**** RECORDS

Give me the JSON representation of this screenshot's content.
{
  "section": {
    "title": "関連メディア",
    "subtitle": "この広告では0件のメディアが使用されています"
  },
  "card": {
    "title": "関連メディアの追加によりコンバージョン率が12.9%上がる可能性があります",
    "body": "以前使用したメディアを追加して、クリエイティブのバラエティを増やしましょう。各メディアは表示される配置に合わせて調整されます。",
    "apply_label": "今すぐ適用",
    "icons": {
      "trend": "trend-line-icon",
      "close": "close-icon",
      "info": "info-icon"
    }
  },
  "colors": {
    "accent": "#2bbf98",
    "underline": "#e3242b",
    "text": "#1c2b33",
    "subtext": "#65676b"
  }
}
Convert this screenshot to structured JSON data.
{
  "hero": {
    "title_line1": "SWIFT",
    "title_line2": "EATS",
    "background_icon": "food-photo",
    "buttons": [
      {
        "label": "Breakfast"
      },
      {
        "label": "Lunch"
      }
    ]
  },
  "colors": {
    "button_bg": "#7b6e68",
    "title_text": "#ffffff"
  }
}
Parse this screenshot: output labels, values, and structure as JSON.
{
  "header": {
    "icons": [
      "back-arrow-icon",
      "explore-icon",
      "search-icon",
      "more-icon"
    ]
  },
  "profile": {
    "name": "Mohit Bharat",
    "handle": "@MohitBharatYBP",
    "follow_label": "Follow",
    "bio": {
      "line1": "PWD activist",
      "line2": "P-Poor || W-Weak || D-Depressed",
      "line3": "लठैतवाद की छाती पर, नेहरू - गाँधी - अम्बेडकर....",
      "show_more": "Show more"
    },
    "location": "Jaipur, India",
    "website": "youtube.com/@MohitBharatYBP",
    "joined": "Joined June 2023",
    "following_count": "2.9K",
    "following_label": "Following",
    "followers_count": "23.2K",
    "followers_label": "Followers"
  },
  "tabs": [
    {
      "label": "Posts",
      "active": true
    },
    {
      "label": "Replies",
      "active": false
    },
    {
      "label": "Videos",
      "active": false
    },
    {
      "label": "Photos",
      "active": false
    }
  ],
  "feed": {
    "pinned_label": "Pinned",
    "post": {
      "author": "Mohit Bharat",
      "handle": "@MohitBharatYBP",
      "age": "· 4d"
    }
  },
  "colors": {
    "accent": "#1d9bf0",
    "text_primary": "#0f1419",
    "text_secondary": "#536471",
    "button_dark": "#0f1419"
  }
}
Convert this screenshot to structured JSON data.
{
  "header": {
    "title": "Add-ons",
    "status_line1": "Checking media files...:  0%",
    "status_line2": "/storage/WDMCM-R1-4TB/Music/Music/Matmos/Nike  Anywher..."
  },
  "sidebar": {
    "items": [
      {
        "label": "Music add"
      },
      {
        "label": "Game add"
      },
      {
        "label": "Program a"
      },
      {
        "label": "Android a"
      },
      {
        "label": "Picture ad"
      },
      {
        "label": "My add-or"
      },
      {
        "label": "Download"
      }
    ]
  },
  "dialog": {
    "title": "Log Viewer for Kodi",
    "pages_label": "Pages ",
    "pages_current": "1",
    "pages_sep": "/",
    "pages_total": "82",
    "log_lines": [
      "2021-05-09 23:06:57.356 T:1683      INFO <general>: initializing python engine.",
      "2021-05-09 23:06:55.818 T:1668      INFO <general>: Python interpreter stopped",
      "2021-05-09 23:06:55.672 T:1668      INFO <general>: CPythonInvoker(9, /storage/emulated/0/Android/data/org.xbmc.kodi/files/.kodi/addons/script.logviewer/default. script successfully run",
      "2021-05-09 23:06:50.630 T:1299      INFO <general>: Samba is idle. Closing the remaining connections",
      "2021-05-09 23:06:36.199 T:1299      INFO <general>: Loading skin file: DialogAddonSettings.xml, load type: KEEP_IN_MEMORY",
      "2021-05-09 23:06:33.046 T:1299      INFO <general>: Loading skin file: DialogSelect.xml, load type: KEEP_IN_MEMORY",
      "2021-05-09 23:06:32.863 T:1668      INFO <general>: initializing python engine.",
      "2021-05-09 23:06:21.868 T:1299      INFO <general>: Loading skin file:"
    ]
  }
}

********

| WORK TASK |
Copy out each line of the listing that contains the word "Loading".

| ANSWER |
      "2021-05-09 23:06:36.199 T:1299      INFO <general>: Loading skin file: DialogAddonSettings.xml, load type: KEEP_IN_MEMORY",
      "2021-05-09 23:06:33.046 T:1299      INFO <general>: Loading skin file: DialogSelect.xml, load type: KEEP_IN_MEMORY",
      "2021-05-09 23:06:21.868 T:1299      INFO <general>: Loading skin file:"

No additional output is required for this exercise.